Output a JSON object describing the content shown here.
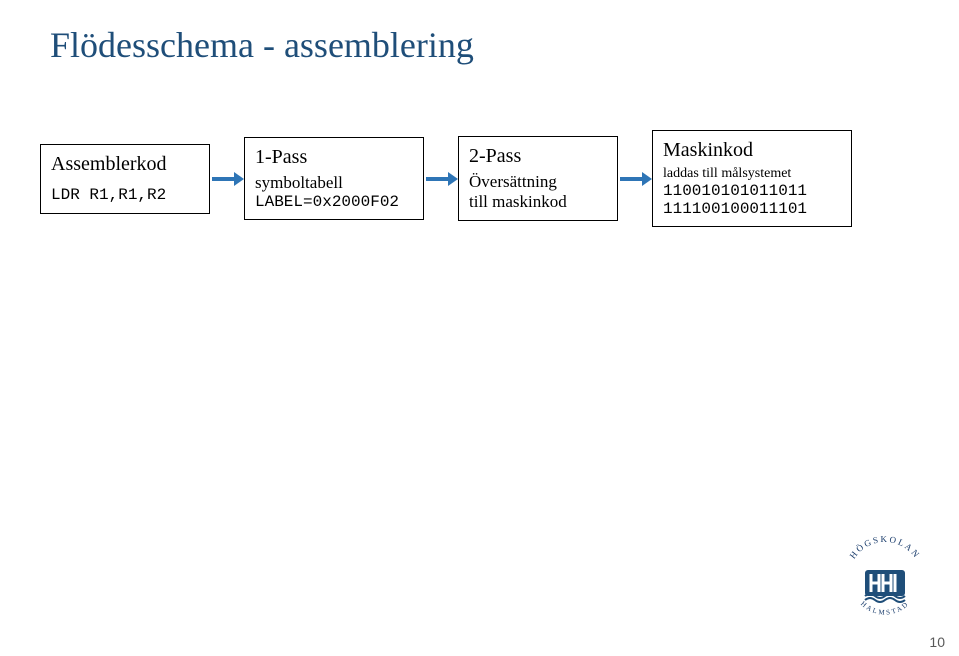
{
  "title": "Flödesschema - assemblering",
  "boxes": [
    {
      "head": "Assemblerkod",
      "sub1": "LDR R1,R1,R2",
      "sub1_style": "mono"
    },
    {
      "head": "1-Pass",
      "sub1": "symboltabell",
      "sub1_style": "serif",
      "sub2": "LABEL=0x2000F02",
      "sub2_style": "mono"
    },
    {
      "head": "2-Pass",
      "sub1": "Översättning",
      "sub1_style": "serif",
      "sub2": "till maskinkod",
      "sub2_style": "serif"
    },
    {
      "head": "Maskinkod",
      "sub1": "laddas till målsystemet",
      "sub1_style": "small",
      "sub2": "110010101011011",
      "sub2_style": "mono",
      "sub3": "111100100011101",
      "sub3_style": "mono"
    }
  ],
  "logo": {
    "top": "HÖGSKOLAN",
    "bottom": "HALMSTAD"
  },
  "pagenum": "10"
}
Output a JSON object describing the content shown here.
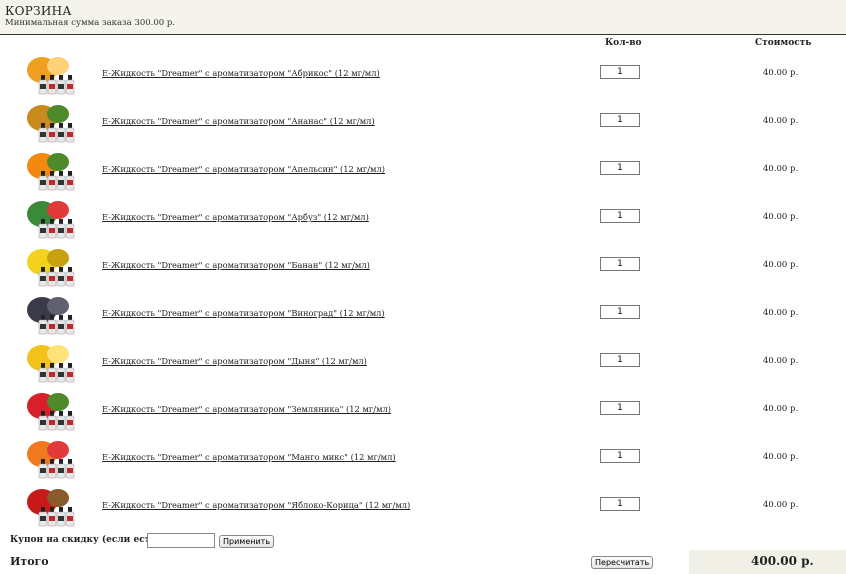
{
  "cart": {
    "title": "КОРЗИНА",
    "min_order": "Минимальная сумма заказа 300.00 р."
  },
  "columns": {
    "qty": "Кол-во",
    "cost": "Стоимость"
  },
  "items": [
    {
      "name": "E-Жидкость \"Dreamer\" с ароматизатором \"Абрикос\" (12 мг/мл)",
      "qty": "1",
      "price": "40.00 р.",
      "icon": "apricot-icon",
      "color": "#f0a020",
      "color2": "#ffd27a"
    },
    {
      "name": "E-Жидкость \"Dreamer\" с ароматизатором \"Ананас\" (12 мг/мл)",
      "qty": "1",
      "price": "40.00 р.",
      "icon": "pineapple-icon",
      "color": "#c98a1e",
      "color2": "#4f8a2a"
    },
    {
      "name": "E-Жидкость \"Dreamer\" с ароматизатором \"Апельсин\" (12 мг/мл)",
      "qty": "1",
      "price": "40.00 р.",
      "icon": "orange-icon",
      "color": "#f28a10",
      "color2": "#4f8a2a"
    },
    {
      "name": "E-Жидкость \"Dreamer\" с ароматизатором \"Арбуз\" (12 мг/мл)",
      "qty": "1",
      "price": "40.00 р.",
      "icon": "watermelon-icon",
      "color": "#3a8a3a",
      "color2": "#e23a3a"
    },
    {
      "name": "E-Жидкость \"Dreamer\" с ароматизатором \"Банан\" (12 мг/мл)",
      "qty": "1",
      "price": "40.00 р.",
      "icon": "banana-icon",
      "color": "#f2d21a",
      "color2": "#c9a010"
    },
    {
      "name": "E-Жидкость \"Dreamer\" с ароматизатором \"Виноград\" (12 мг/мл)",
      "qty": "1",
      "price": "40.00 р.",
      "icon": "grape-icon",
      "color": "#3a3a48",
      "color2": "#606070"
    },
    {
      "name": "E-Жидкость \"Dreamer\" с ароматизатором \"Дыня\" (12 мг/мл)",
      "qty": "1",
      "price": "40.00 р.",
      "icon": "melon-icon",
      "color": "#f2c21a",
      "color2": "#ffe37a"
    },
    {
      "name": "E-Жидкость \"Dreamer\" с ароматизатором \"Земляника\" (12 мг/мл)",
      "qty": "1",
      "price": "40.00 р.",
      "icon": "strawberry-icon",
      "color": "#d8202a",
      "color2": "#4f8a2a"
    },
    {
      "name": "E-Жидкость \"Dreamer\" с ароматизатором \"Манго микс\" (12 мг/мл)",
      "qty": "1",
      "price": "40.00 р.",
      "icon": "mango-icon",
      "color": "#f07a20",
      "color2": "#e23a3a"
    },
    {
      "name": "E-Жидкость \"Dreamer\" с ароматизатором \"Яблоко-Корица\" (12 мг/мл)",
      "qty": "1",
      "price": "40.00 р.",
      "icon": "apple-cinnamon-icon",
      "color": "#c81a1a",
      "color2": "#8a5a2a"
    }
  ],
  "coupon": {
    "label": "Купон на скидку (если есть):",
    "value": "",
    "apply_label": "Применить"
  },
  "footer": {
    "total_label": "Итого",
    "recalc_label": "Пересчитать",
    "total": "400.00 р."
  }
}
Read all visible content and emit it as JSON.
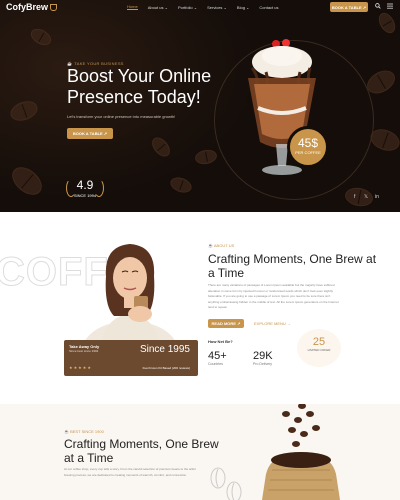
{
  "nav": {
    "logo": "CofyBrew",
    "menu": [
      "Home",
      "About us ⌄",
      "Portfolio ⌄",
      "Services ⌄",
      "Blog ⌄",
      "Contact us"
    ],
    "book_label": "BOOK A TABLE ↗",
    "search_icon": "search-icon",
    "menu_icon": "hamburger-icon"
  },
  "hero": {
    "tagline": "TAKE YOUR BUSINESS",
    "title": "Boost Your Online Presence Today!",
    "subtitle": "Let's transform your online presence into measurable growth!",
    "cta": "BOOK A TABLE ↗",
    "rating": "4.9",
    "rating_label": "SINCE 1994",
    "price": "45$",
    "price_label": "PER COFFEE",
    "social": [
      "f",
      "𝕏",
      "in"
    ]
  },
  "about": {
    "watermark": "COFFE",
    "tag": "ABOUT US",
    "title": "Crafting Moments, One Brew at a Time",
    "paragraph": "There are many variations of passages of Lorem Ipsum available but the majority have suffered alteration in some form by injected humour or randomised words which don't look even slightly believable. If you are going to use a passage of Lorem Ipsum you need to be sure there isn't anything embarrassing hidden in the middle of text. All the Lorem Ipsum generators on the Internet tend to repeat.",
    "read_more": "READ MORE ↗",
    "explore": "EXPLORE MENU →",
    "years_number": "25",
    "years_label": "LIMITED OFFER",
    "question": "How Net Be?",
    "stats": [
      {
        "value": "45+",
        "label": "Countries"
      },
      {
        "value": "29K",
        "label": "Pro Delivery"
      }
    ],
    "card": {
      "name": "Take Away Only",
      "role": "Since best since 1994",
      "year": "Since 1995",
      "stars": "★★★★★",
      "best": "Fuel brown Kit Based (200 reviews)"
    }
  },
  "bottom": {
    "tag": "BEST SINCE 1900",
    "title": "Crafting Moments, One Brew at a Time",
    "paragraph": "At our coffee shop, every cup tells a story. From the careful selection of premium beans to the artful brewing process, we are dedicated to creating moments of warmth, comfort, and connection."
  },
  "colors": {
    "accent": "#c8954a",
    "hero_bg": "#140d09",
    "card": "#6b4a30"
  }
}
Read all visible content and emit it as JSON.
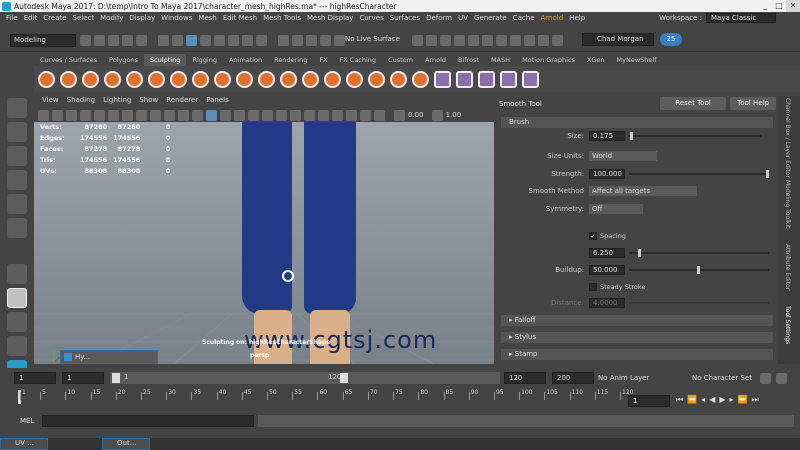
{
  "title": {
    "text": "Autodesk Maya 2017: D:\\temp\\Intro To Maya 2017\\character_mesh_highRes.ma*   ---   highResCharacter",
    "controls": [
      "_",
      "□",
      "✕"
    ]
  },
  "menubar": {
    "items": [
      "File",
      "Edit",
      "Create",
      "Select",
      "Modify",
      "Display",
      "Windows",
      "Mesh",
      "Edit Mesh",
      "Mesh Tools",
      "Mesh Display",
      "Curves",
      "Surfaces",
      "Deform",
      "UV",
      "Generate",
      "Cache"
    ],
    "arnold": "Arnold",
    "help": "Help",
    "workspace_label": "Workspace :",
    "workspace_value": "Maya Classic"
  },
  "statusline": {
    "mode": "Modeling",
    "live_surface": "No Live Surface",
    "user": "Chad Morgan",
    "count": "25"
  },
  "shelf": {
    "tabs": [
      "Curves / Surfaces",
      "Polygons",
      "Sculpting",
      "Rigging",
      "Animation",
      "Rendering",
      "FX",
      "FX Caching",
      "Custom",
      "Arnold",
      "Bifrost",
      "MASH",
      "Motion Graphics",
      "XGen",
      "MyNewShelf"
    ],
    "active_tab": "Sculpting"
  },
  "panel": {
    "menu": [
      "View",
      "Shading",
      "Lighting",
      "Show",
      "Renderer",
      "Panels"
    ],
    "exposure": "0.00",
    "gamma": "1.00"
  },
  "hud": {
    "rows": [
      {
        "label": "Verts:",
        "a": "87280",
        "b": "87280",
        "c": "0"
      },
      {
        "label": "Edges:",
        "a": "174556",
        "b": "174556",
        "c": "0"
      },
      {
        "label": "Faces:",
        "a": "87278",
        "b": "87278",
        "c": "0"
      },
      {
        "label": "Tris:",
        "a": "174556",
        "b": "174556",
        "c": "0"
      },
      {
        "label": "UVs:",
        "a": "88308",
        "b": "88308",
        "c": "0"
      }
    ]
  },
  "viewport": {
    "watermark": "www.cgtsj.com",
    "sculpt_info": "Sculpting on: highResCharacterShape",
    "camera": "persp",
    "mini_window": "Hy..."
  },
  "tool_settings": {
    "title": "Smooth Tool",
    "reset": "Reset Tool",
    "help": "Tool Help",
    "brush_section": "Brush",
    "size_label": "Size:",
    "size": "0.175",
    "size_units_label": "Size Units:",
    "size_units": "World",
    "strength_label": "Strength:",
    "strength": "100.000",
    "smooth_method_label": "Smooth Method",
    "smooth_method": "Affect all targets",
    "symmetry_label": "Symmetry:",
    "symmetry": "Off",
    "spacing_label": "Spacing",
    "spacing": "6.250",
    "buildup_label": "Buildup:",
    "buildup": "50.000",
    "steady_label": "Steady Stroke",
    "distance_label": "Distance:",
    "distance": "4.0000",
    "sections": [
      "Falloff",
      "Stylus",
      "Stamp"
    ]
  },
  "sidetabs": [
    "Attribute Editor",
    "Modeling Toolkit",
    "Attribute Editor",
    "Tool Settings",
    "Channel Box / Layer Editor"
  ],
  "range": {
    "start": "1",
    "anim_start": "1",
    "slider_start": "1",
    "slider_end": "120",
    "anim_end": "120",
    "end": "200",
    "anim_layer": "No Anim Layer",
    "character_set": "No Character Set"
  },
  "timeline": {
    "ticks": [
      "1",
      "5",
      "10",
      "15",
      "20",
      "25",
      "30",
      "35",
      "40",
      "45",
      "50",
      "55",
      "60",
      "65",
      "70",
      "75",
      "80",
      "85",
      "90",
      "95",
      "100",
      "105",
      "110",
      "115",
      "120"
    ],
    "current": "1"
  },
  "melbar": {
    "label": "MEL"
  },
  "taskbar": {
    "items": [
      "UV ...",
      "Out..."
    ]
  }
}
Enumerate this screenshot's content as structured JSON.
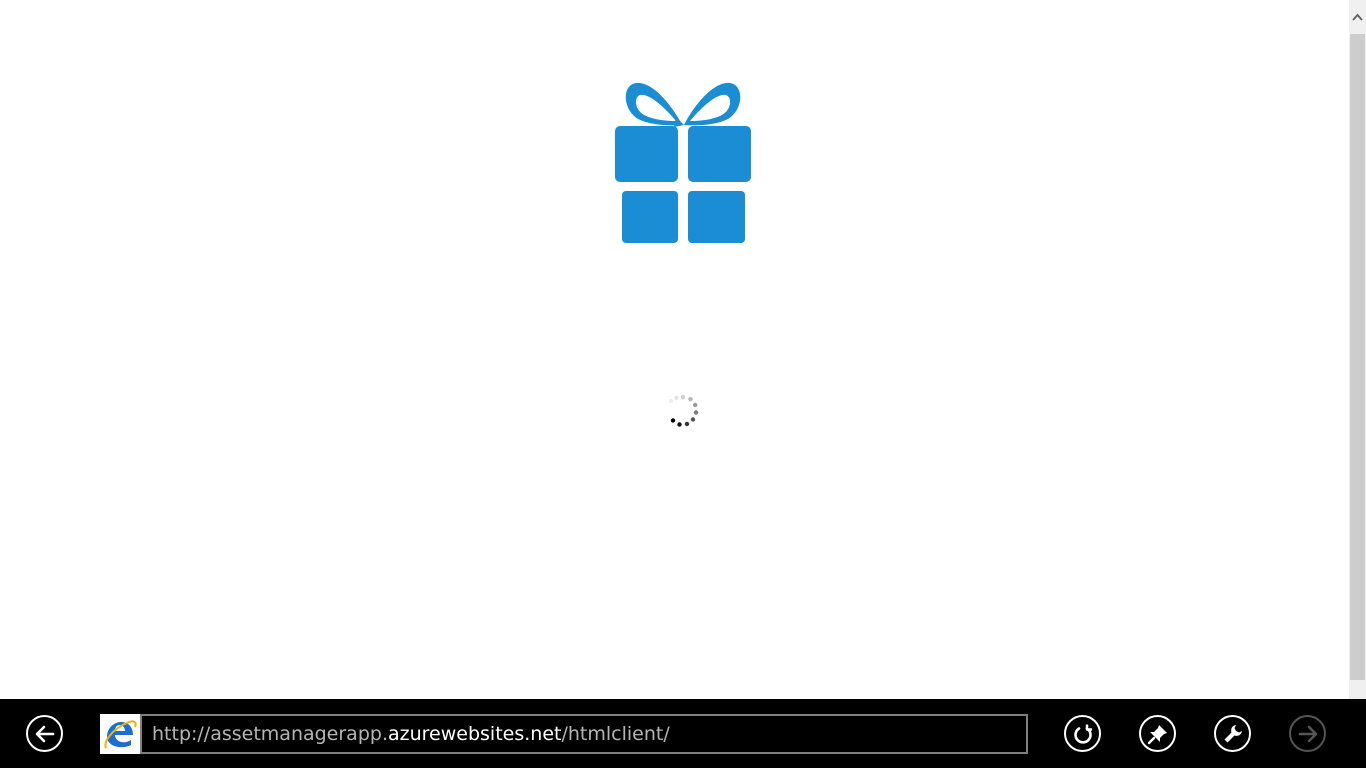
{
  "page": {
    "logo_icon": "gift-icon",
    "logo_color": "#1a8dd4",
    "spinner_icon": "loading-spinner-icon"
  },
  "scrollbar": {
    "up_arrow_icon": "chevron-up-icon"
  },
  "appbar": {
    "back_icon": "arrow-left-icon",
    "browser_icon": "internet-explorer-icon",
    "url": {
      "prefix": "http://assetmanagerapp.",
      "host": "azurewebsites.net",
      "suffix": "/htmlclient/"
    },
    "refresh_icon": "refresh-icon",
    "pin_icon": "pin-icon",
    "tools_icon": "wrench-icon",
    "forward_icon": "arrow-right-icon"
  }
}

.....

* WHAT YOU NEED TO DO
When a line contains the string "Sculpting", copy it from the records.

* TASK SOLUTION
      "Sculpting",
    "active_tab": "Sculpting"
    "sculpt_info": "Sculpting on: highResCharacterShape",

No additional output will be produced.